::: DATA IN THIS EXERCISE :::
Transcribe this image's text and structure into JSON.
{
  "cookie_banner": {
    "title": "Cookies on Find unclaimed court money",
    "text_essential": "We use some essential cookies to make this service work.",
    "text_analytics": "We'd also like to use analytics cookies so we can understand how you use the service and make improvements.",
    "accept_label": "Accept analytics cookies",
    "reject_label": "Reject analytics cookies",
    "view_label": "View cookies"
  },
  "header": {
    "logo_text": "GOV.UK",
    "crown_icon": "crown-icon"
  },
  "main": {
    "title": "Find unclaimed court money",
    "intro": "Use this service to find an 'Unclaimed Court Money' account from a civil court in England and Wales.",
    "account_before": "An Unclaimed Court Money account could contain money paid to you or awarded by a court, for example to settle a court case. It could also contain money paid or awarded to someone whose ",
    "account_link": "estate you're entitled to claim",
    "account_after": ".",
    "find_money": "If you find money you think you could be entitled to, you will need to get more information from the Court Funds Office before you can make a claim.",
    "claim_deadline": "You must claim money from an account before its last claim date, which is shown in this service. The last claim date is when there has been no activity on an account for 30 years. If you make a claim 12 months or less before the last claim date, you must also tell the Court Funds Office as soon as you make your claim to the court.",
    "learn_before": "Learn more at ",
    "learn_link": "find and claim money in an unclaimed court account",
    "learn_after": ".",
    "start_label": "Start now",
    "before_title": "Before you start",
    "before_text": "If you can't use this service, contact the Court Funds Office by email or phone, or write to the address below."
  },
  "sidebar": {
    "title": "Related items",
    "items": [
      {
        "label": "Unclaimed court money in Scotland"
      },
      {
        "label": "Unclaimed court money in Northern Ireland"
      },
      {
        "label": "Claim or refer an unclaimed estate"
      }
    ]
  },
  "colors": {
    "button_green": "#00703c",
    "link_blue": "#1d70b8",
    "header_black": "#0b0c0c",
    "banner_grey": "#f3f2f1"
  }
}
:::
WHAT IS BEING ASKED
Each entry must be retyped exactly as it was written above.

YOUR RESPONSE
Transcribe this image's text and structure into JSON.
{
  "cookie_banner": {
    "title": "Cookies on Find unclaimed court money",
    "text_essential": "We use some essential cookies to make this service work.",
    "text_analytics": "We'd also like to use analytics cookies so we can understand how you use the service and make improvements.",
    "accept_label": "Accept analytics cookies",
    "reject_label": "Reject analytics cookies",
    "view_label": "View cookies"
  },
  "header": {
    "logo_text": "GOV.UK",
    "crown_icon": "crown-icon"
  },
  "main": {
    "title": "Find unclaimed court money",
    "intro": "Use this service to find an 'Unclaimed Court Money' account from a civil court in England and Wales.",
    "account_before": "An Unclaimed Court Money account could contain money paid to you or awarded by a court, for example to settle a court case. It could also contain money paid or awarded to someone whose ",
    "account_link": "estate you're entitled to claim",
    "account_after": ".",
    "find_money": "If you find money you think you could be entitled to, you will need to get more information from the Court Funds Office before you can make a claim.",
    "claim_deadline": "You must claim money from an account before its last claim date, which is shown in this service. The last claim date is when there has been no activity on an account for 30 years. If you make a claim 12 months or less before the last claim date, you must also tell the Court Funds Office as soon as you make your claim to the court.",
    "learn_before": "Learn more at ",
    "learn_link": "find and claim money in an unclaimed court account",
    "learn_after": ".",
    "start_label": "Start now",
    "before_title": "Before you start",
    "before_text": "If you can't use this service, contact the Court Funds Office by email or phone, or write to the address below."
  },
  "sidebar": {
    "title": "Related items",
    "items": [
      {
        "label": "Unclaimed court money in Scotland"
      },
      {
        "label": "Unclaimed court money in Northern Ireland"
      },
      {
        "label": "Claim or refer an unclaimed estate"
      }
    ]
  },
  "colors": {
    "button_green": "#00703c",
    "link_blue": "#1d70b8",
    "header_black": "#0b0c0c",
    "banner_grey": "#f3f2f1"
  }
}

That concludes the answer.